Some families arrive in Columbus in the morning and go immediately to Nationwide Children’s Hospital or any of the other area hospitals with their child. The family, minus their child (who has now been checked in to the hospital) then comes to RMH after an exhausting day at the hospital to get checked into the House. Their needs seem to be different than those families who come to RMH late with their child still in tow so I try to adapt. However, these families all seem to have one thing in common—they look frightened and their look seems to say what is going to happen to my child? Either way there is visible relief when they understand there’s a place for them to eat and sleep. I tell them they are in the best place in the world—the hospital will take care of their child and RMH will take care of them with love and compassion.
When families check in, I like them to understand their basic needs will be taken care of: where they will sleep and where they will eat.

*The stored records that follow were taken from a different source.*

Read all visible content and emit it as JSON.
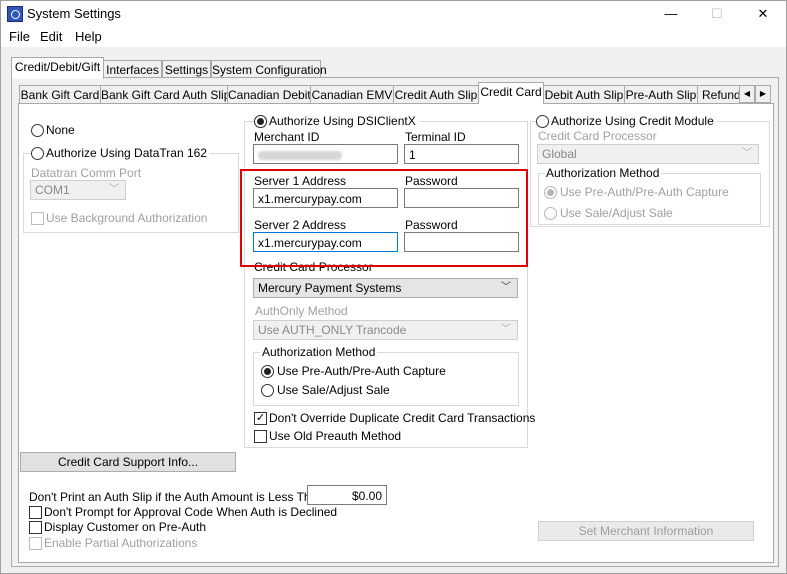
{
  "window": {
    "title": "System Settings",
    "minimize_label": "—",
    "maximize_label": "☐",
    "close_label": "✕"
  },
  "menu": [
    "File",
    "Edit",
    "Help"
  ],
  "outer_tabs": [
    "Credit/Debit/Gift",
    "Interfaces",
    "Settings",
    "System Configuration"
  ],
  "inner_tabs": [
    "Bank Gift Card",
    "Bank Gift Card Auth Slip",
    "Canadian Debit",
    "Canadian EMV",
    "Credit Auth Slip",
    "Credit Card",
    "Debit Auth Slip",
    "Pre-Auth Slip",
    "Refund"
  ],
  "left": {
    "none_label": "None",
    "datatran_label": "Authorize Using DataTran 162",
    "comm_port_label": "Datatran Comm Port",
    "comm_port_value": "COM1",
    "background_auth_label": "Use Background Authorization",
    "support_button": "Credit Card Support Info..."
  },
  "middle": {
    "dsi_label": "Authorize Using DSIClientX",
    "merchant_id_label": "Merchant ID",
    "terminal_id_label": "Terminal ID",
    "terminal_id_value": "1",
    "server1_label": "Server 1 Address",
    "server1_value": "x1.mercurypay.com",
    "password1_label": "Password",
    "server2_label": "Server 2 Address",
    "server2_value": "x1.mercurypay.com",
    "password2_label": "Password",
    "processor_label": "Credit Card Processor",
    "processor_value": "Mercury Payment Systems",
    "authonly_label": "AuthOnly Method",
    "authonly_value": "Use AUTH_ONLY Trancode",
    "auth_method_label": "Authorization Method",
    "preauth_label": "Use Pre-Auth/Pre-Auth Capture",
    "sale_label": "Use Sale/Adjust Sale",
    "dont_override_label": "Don't Override Duplicate Credit Card Transactions",
    "old_preauth_label": "Use Old Preauth Method"
  },
  "right": {
    "credit_module_label": "Authorize Using Credit Module",
    "processor_label": "Credit Card Processor",
    "processor_value": "Global",
    "auth_method_label": "Authorization Method",
    "preauth_label": "Use Pre-Auth/Pre-Auth Capture",
    "sale_label": "Use Sale/Adjust Sale",
    "merchant_button": "Set Merchant Information"
  },
  "bottom": {
    "auth_slip_label": "Don't Print an Auth Slip if the Auth Amount is Less Than",
    "auth_slip_value": "$0.00",
    "dont_prompt_label": "Don't Prompt for Approval Code When Auth is Declined",
    "display_customer_label": "Display Customer on Pre-Auth",
    "partial_auth_label": "Enable Partial Authorizations"
  }
}
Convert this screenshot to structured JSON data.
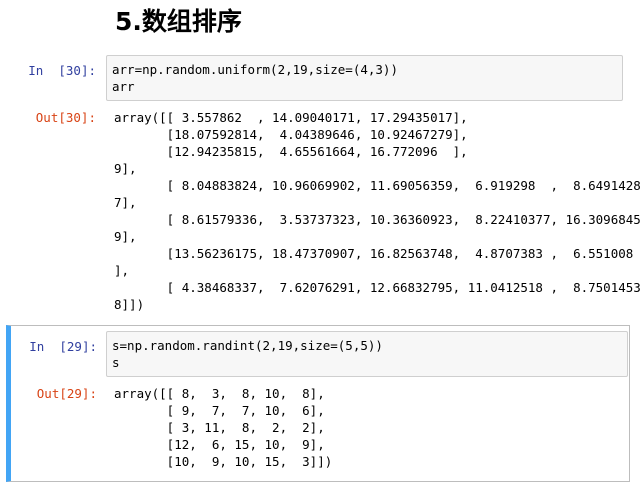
{
  "section_heading": "5.数组排序",
  "cells": [
    {
      "in_prompt": "In  [30]:",
      "code": [
        "arr=np.random.uniform(2,19,size=(4,3))",
        "arr"
      ],
      "out_prompt": "Out[30]:",
      "output": [
        "array([[ 3.557862  , 14.09040171, 17.29435017],",
        "       [18.07592814,  4.04389646, 10.92467279],",
        "       [12.94235815,  4.65561664, 16.772096  ],",
        "9],",
        "       [ 8.04883824, 10.96069902, 11.69056359,  6.919298  ,  8.6491428",
        "7],",
        "       [ 8.61579336,  3.53737323, 10.36360923,  8.22410377, 16.3096845",
        "9],",
        "       [13.56236175, 18.47370907, 16.82563748,  4.8707383 ,  6.551008",
        "],",
        "       [ 4.38468337,  7.62076291, 12.66832795, 11.0412518 ,  8.7501453",
        "8]])"
      ]
    },
    {
      "in_prompt": "In  [29]:",
      "code": [
        "s=np.random.randint(2,19,size=(5,5))",
        "s"
      ],
      "out_prompt": "Out[29]:",
      "output": [
        "array([[ 8,  3,  8, 10,  8],",
        "       [ 9,  7,  7, 10,  6],",
        "       [ 3, 11,  8,  2,  2],",
        "       [12,  6, 15, 10,  9],",
        "       [10,  9, 10, 15,  3]])"
      ]
    }
  ]
}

As we walk around, I try to understand their needs, particularly if they plan to be here a night or two or for an extended period of time. Laundry facility, a spa where they can get haircuts, gym, movies, game room, library, etc. For families who check in late and are worn out from the drive, I give them an “efficient tour” and encourage them to read the facility information in their room or explore the House when they have a free moment.
When I was a Housewarmer, I certainly had the ability to say hi to folks over the weeks and make this experience more personal for them. The position of House Host, however, makes it possible to remember names (not always) but at least remember them and why they are there. It seems a great idea to touch as many lives as possible and a great strategic decision by RMH to create this position.
I was so touched when one of our families, who I had checked in and seen many times since then, came up to me and asked if I had eaten. I told them I had not. They then offered me some of food they had prepared for themselves. I think it’s symbolic of the appreciation of the families to RMH.
I love it when families come in late and have a little girl in tow, invariably going into Children’s for special testing or a procedure. I ask if they would like to see The Princess Room. The joy and awe on these little faces (and the parents) is incredible when they see it and go in. Maybe the visit is for open heart surgery or some other complicated procedure and they won’t have a chance to see it again. It’s wonderful for me and hopefully for them as well.
I also volunteer at another area hospital’s emergency room every week, also where I have the opportunity to work with families of patients who are brought in for emergency treatment. The personal dynamics are virtually the same—fear of the unknown. Though at the hospital it’s more of a short term issue while at the Columbus Ronald McDonald House, unfortunately, is generally longer term. The support of RMH is an incredible benefit to our families and we should all feel proud for contributing.